We need to find a balance between giving each person their proper liberties and letting 3 year olds decide the outcome of the next election.  There is a glaringly obvious solution to the problem.  An 80 year old may statistically, be a worse driver than a 13 year old, but unlike the 13 year old, we give the old guy a chance to prove himself.  Instead of taking the easy road by applying a simple heuristic to a population of people, we should do the due diligence to properly test an individual's aptitude to perform a certain function.  Determining whether a person can act, by their aptitude at acting.  It's not a groundbreaking idea, but it's incredible that this isn't the case.  This would not only allow capable children to drive, but remove a majority of incapable adult drivers from the road.  By the definition of this test, the roads would be a safer place.

I'm not arguing that children in general are great drivers or thinkers; in fact a proper test will most likely rule out a huge percentage of the population from ever driving or voting.  However, we do owe children the right to take the test.  The argument is simply this: if you decide we cannot create laws based on generalizations of gender or race, then we cannot make laws based on generalizations of age.  If you do decide it is morally just to make laws discriminating by age, you must also agree that it is just to make laws discriminating by gender or by race. The world around us is continuous, not discreet.  We are taking something as fuzzy as humans and attempting to classify them using a binary function (Fig 2).  The proper driving test should result in a continuous function where the output, the percentage of people allow to drive, is the inverse of the accident involvement rate from a that population (Fig 3).  Creating the perfect test is not going to be easy, but we can do a hell of a lot better than the existing simple heuristic model.

*light blue line is a linear estimation
Figure 1
Figure 2
Figure 3


  1. On voting: It sounds like you are recommending creating a test children would need to pass in order to vote.

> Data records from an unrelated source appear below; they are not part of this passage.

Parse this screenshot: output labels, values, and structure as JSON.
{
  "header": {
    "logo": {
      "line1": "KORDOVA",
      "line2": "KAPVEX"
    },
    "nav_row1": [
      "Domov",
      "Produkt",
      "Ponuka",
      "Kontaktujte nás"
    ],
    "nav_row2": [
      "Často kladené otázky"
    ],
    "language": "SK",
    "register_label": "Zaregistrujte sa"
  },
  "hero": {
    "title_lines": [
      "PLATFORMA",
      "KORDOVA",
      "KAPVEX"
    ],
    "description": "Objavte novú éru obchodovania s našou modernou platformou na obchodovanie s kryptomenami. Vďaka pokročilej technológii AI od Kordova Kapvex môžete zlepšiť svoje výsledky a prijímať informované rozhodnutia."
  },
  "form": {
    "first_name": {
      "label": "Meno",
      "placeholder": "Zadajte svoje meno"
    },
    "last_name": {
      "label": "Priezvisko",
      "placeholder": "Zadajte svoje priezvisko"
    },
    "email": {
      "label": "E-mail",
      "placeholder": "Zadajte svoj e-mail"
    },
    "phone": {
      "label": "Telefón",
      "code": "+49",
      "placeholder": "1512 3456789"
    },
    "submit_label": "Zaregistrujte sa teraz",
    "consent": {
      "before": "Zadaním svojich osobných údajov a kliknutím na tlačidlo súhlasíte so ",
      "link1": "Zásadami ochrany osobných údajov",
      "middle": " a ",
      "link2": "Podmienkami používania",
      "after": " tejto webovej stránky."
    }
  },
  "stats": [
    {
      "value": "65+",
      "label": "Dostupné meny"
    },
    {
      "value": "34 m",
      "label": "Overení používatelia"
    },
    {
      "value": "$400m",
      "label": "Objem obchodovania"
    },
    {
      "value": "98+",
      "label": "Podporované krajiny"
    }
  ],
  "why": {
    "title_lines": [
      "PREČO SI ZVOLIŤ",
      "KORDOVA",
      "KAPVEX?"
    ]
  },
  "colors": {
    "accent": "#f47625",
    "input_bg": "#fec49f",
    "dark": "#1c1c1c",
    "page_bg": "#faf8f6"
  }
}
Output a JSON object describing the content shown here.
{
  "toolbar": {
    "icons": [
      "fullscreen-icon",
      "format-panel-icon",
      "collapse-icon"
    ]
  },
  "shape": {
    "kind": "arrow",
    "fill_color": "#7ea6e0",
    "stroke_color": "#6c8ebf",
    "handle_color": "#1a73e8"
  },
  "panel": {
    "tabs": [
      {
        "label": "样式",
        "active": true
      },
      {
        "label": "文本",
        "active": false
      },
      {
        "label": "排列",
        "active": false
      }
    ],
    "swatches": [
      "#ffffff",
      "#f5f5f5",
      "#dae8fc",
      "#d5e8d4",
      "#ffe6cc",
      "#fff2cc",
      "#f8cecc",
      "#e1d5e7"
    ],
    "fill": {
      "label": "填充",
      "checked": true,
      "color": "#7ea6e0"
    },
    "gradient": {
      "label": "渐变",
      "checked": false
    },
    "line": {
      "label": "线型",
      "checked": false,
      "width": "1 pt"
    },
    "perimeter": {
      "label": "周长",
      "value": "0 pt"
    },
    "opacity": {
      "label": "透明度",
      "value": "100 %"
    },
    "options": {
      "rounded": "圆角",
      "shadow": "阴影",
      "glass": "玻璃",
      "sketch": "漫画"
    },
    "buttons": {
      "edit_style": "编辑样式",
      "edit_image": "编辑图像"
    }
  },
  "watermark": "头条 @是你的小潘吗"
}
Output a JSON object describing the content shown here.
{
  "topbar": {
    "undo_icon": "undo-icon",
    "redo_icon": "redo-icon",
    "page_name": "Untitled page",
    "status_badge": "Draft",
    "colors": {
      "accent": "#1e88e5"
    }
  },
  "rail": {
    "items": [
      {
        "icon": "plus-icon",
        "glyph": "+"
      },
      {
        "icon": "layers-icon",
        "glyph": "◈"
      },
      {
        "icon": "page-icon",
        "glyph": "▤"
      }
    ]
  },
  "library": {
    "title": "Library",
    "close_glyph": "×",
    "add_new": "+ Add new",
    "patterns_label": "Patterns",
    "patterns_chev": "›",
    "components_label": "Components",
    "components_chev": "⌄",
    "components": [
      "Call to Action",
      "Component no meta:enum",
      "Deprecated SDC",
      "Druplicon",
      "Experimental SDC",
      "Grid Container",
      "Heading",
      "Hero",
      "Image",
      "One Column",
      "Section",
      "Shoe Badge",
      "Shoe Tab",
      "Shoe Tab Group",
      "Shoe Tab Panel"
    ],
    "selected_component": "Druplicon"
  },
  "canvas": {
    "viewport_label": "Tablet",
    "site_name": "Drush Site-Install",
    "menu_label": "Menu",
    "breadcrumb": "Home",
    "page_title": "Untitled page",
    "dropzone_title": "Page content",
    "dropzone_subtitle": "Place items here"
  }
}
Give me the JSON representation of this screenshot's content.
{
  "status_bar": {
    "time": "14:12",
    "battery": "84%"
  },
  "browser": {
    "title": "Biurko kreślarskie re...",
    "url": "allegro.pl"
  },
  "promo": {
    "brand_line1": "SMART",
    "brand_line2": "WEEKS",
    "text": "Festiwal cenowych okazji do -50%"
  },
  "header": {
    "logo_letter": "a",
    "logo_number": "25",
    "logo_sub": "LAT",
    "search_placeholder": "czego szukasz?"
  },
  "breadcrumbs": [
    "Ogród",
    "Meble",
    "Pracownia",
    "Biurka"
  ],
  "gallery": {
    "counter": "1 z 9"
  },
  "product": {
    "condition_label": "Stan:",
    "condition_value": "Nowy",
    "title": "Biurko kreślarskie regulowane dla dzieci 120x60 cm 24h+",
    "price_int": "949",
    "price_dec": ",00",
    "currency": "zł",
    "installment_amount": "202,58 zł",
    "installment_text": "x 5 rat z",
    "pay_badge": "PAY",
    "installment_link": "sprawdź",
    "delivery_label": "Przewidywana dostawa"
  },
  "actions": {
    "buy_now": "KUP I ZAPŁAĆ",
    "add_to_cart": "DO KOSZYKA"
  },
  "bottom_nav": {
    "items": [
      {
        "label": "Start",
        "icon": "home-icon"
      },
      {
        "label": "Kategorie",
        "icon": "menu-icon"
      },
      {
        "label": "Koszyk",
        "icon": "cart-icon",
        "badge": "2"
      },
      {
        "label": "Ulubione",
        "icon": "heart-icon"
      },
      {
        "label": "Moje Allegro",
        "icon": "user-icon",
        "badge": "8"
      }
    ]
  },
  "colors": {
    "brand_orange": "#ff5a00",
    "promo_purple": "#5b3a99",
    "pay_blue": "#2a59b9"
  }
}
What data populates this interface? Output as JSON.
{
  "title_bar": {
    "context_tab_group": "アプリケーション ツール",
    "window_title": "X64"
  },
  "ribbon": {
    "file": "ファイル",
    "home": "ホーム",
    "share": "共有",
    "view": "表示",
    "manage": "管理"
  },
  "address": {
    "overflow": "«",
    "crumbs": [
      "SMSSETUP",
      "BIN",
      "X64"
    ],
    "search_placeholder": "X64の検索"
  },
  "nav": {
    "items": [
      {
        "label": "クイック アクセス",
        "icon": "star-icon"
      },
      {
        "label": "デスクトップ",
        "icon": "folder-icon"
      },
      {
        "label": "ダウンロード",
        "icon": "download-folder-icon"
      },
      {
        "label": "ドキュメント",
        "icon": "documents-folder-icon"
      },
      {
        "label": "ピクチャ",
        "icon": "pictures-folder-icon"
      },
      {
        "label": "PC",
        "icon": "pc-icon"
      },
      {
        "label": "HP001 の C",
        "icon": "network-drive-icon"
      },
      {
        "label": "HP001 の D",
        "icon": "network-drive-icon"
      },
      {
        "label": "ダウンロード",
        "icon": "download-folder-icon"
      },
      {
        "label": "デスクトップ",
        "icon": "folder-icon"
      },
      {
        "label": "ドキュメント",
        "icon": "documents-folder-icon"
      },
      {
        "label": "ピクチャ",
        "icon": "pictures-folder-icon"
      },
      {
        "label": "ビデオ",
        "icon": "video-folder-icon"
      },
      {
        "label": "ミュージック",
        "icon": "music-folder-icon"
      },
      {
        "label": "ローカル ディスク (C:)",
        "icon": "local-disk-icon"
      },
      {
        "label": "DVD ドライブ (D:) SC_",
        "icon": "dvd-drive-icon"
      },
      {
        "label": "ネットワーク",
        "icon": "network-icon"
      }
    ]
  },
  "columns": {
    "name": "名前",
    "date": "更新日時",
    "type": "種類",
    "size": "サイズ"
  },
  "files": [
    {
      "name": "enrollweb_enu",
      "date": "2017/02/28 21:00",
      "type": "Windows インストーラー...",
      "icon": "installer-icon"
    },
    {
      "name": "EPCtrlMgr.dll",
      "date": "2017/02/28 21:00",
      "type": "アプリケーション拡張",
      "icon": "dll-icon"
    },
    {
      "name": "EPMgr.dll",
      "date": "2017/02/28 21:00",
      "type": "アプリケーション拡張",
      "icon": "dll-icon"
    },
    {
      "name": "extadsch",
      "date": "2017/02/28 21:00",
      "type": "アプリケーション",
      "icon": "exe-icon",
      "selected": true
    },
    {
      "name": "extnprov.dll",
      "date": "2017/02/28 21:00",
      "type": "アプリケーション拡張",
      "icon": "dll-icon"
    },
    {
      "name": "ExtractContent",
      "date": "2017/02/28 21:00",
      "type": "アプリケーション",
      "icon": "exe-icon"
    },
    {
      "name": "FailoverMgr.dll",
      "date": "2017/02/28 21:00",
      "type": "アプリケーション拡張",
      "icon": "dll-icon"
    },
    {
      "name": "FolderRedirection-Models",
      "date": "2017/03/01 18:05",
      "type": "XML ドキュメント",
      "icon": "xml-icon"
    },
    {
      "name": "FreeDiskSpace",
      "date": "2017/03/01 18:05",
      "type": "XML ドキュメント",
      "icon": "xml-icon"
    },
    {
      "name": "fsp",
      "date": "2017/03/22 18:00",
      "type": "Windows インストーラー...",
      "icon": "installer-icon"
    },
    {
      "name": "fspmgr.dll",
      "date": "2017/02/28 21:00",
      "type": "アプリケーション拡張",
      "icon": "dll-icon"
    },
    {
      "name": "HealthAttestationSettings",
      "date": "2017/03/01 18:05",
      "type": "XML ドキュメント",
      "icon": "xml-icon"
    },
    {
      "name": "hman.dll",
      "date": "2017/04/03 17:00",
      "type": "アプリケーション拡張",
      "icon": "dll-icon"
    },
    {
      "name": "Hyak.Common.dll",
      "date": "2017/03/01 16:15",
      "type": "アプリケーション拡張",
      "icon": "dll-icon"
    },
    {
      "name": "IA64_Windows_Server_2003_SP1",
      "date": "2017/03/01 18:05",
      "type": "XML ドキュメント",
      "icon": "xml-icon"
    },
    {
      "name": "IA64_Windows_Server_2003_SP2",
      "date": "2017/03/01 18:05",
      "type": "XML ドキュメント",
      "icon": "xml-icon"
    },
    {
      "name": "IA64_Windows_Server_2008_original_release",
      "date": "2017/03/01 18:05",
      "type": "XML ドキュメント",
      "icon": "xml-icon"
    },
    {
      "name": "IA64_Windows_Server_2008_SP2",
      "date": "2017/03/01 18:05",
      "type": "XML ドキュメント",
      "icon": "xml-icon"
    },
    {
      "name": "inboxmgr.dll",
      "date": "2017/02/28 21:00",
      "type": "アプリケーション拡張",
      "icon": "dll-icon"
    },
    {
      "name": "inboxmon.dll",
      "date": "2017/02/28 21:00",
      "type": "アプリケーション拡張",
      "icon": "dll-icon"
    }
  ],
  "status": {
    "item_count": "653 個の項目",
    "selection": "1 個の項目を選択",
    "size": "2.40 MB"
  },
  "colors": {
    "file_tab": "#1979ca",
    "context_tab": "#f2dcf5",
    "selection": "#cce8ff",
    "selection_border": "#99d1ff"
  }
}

But then I assume you mean this would apply to all people, not just children. This sounds like a scary bad idea because it could so easily be used to disenfranchise people who tend to disagree with those currently in power. Who gets to make the test and decide who passes?

    Also: Children taking a test to drive, just like everyone else, sounds like a reasonable idea if anyone is willing to insure them. But I wonder whether you argue that they should not only be allowed the same rights, but also the same penalties as adults? If a kid has passed his driving test, does he get tried as an adult if he recklessly kills someone with a car? If the same kid has not passed his gun test (are we creating a gun test too?) and instead recklessly kills someone with a gun, does he get tried as a kid? If he at age 12 has passed all tests available to him but commits a crime not directly related to any test, is he tried as a kid?

  2. Thanks for commenting @hatspretty, those are some good points.
    I'm cautious not to provide an actual implementation of a test or system following this belief because anything I could possibly come up with would be incorrect. I don't want to compromise the validity of an idea just because there is a flaw in how the idea is practiced, so forgive me if I don't go into specific details.

    Regarding voting and the potential for corruption in deciding this test...
    I believe the question is fundamentally this: given a minority group and a majority group, what is to stop the majority from completely taking advantage of the minority in a purely democratic state. The majority could even vote for taking the minority's vote away. This is not widely seen in the U.S. today because we've all agreed upon a set of basic human liberties. We have an elementary set of assumptions that we make in every decision we take (ex. the constitutional amendments). It is a painstakingly slow process to raise the bar of human liberties because it rarely pays out in the short term for the majority. However, it's an investment we must make for the benefit of humanity in the long run (ex. the right to due process instead of witch hunts). This is both the solution and the problem; today we see that the majority has taken the vote away from the minority, where the minority is the youth. Raising the bar of basic human liberties is so slow that it gets stuck in these hypocritical positions.
    tl;dr It's the job of the people to provide the proper checks and balances.

    I agree that the way we try people will also have to change. The two systems: giving people responsibility and holding people accountable for their actions must complement each other but can still remain independent. They are two systems optimizing for two different things, but should share fundamental beliefs. If we don't believe we can hold someone accountable for a certain action, they should not be given the responsibility in the first place. Holding someone accountable for their actions should again, not be based on their age but on the underlying factor that makes us assume that age matters, whatever that may be.